** Records to use **
========================================================================
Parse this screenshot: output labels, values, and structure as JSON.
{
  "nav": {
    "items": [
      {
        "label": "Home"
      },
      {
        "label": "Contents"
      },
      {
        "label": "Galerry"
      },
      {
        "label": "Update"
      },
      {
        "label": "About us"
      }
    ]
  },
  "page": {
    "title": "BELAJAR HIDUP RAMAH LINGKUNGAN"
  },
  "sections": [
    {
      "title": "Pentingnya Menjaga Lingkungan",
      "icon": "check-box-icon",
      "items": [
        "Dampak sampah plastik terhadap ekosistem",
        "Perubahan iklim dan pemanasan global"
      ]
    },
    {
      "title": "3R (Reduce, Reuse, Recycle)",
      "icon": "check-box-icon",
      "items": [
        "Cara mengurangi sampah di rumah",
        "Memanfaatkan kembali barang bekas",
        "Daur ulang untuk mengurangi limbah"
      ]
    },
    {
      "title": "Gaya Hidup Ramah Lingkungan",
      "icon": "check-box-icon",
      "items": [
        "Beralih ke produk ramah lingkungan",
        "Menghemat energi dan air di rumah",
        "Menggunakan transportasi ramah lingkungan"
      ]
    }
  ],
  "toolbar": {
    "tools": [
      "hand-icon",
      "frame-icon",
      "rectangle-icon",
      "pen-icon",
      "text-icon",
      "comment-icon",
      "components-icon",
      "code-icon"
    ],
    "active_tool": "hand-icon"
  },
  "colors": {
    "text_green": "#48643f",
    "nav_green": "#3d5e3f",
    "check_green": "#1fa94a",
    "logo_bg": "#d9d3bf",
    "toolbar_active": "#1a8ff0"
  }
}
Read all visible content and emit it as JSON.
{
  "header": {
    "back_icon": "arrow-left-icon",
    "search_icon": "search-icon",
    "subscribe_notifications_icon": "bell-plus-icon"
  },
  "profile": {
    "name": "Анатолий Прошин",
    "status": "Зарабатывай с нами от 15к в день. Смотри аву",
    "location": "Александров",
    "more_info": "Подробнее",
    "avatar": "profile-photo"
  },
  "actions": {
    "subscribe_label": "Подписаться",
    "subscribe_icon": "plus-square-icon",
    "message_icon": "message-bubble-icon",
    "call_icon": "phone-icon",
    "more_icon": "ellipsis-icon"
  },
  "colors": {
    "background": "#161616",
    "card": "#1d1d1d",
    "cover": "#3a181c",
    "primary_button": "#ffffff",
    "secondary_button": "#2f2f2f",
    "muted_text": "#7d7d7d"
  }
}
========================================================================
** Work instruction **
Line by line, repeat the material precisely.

** Solved exercise **
Parse this screenshot: output labels, values, and structure as JSON.
{
  "nav": {
    "items": [
      {
        "label": "Home"
      },
      {
        "label": "Contents"
      },
      {
        "label": "Galerry"
      },
      {
        "label": "Update"
      },
      {
        "label": "About us"
      }
    ]
  },
  "page": {
    "title": "BELAJAR HIDUP RAMAH LINGKUNGAN"
  },
  "sections": [
    {
      "title": "Pentingnya Menjaga Lingkungan",
      "icon": "check-box-icon",
      "items": [
        "Dampak sampah plastik terhadap ekosistem",
        "Perubahan iklim dan pemanasan global"
      ]
    },
    {
      "title": "3R (Reduce, Reuse, Recycle)",
      "icon": "check-box-icon",
      "items": [
        "Cara mengurangi sampah di rumah",
        "Memanfaatkan kembali barang bekas",
        "Daur ulang untuk mengurangi limbah"
      ]
    },
    {
      "title": "Gaya Hidup Ramah Lingkungan",
      "icon": "check-box-icon",
      "items": [
        "Beralih ke produk ramah lingkungan",
        "Menghemat energi dan air di rumah",
        "Menggunakan transportasi ramah lingkungan"
      ]
    }
  ],
  "toolbar": {
    "tools": [
      "hand-icon",
      "frame-icon",
      "rectangle-icon",
      "pen-icon",
      "text-icon",
      "comment-icon",
      "components-icon",
      "code-icon"
    ],
    "active_tool": "hand-icon"
  },
  "colors": {
    "text_green": "#48643f",
    "nav_green": "#3d5e3f",
    "check_green": "#1fa94a",
    "logo_bg": "#d9d3bf",
    "toolbar_active": "#1a8ff0"
  }
}
Read all visible content and emit it as JSON.
{
  "header": {
    "back_icon": "arrow-left-icon",
    "search_icon": "search-icon",
    "subscribe_notifications_icon": "bell-plus-icon"
  },
  "profile": {
    "name": "Анатолий Прошин",
    "status": "Зарабатывай с нами от 15к в день. Смотри аву",
    "location": "Александров",
    "more_info": "Подробнее",
    "avatar": "profile-photo"
  },
  "actions": {
    "subscribe_label": "Подписаться",
    "subscribe_icon": "plus-square-icon",
    "message_icon": "message-bubble-icon",
    "call_icon": "phone-icon",
    "more_icon": "ellipsis-icon"
  },
  "colors": {
    "background": "#161616",
    "card": "#1d1d1d",
    "cover": "#3a181c",
    "primary_button": "#ffffff",
    "secondary_button": "#2f2f2f",
    "muted_text": "#7d7d7d"
  }
}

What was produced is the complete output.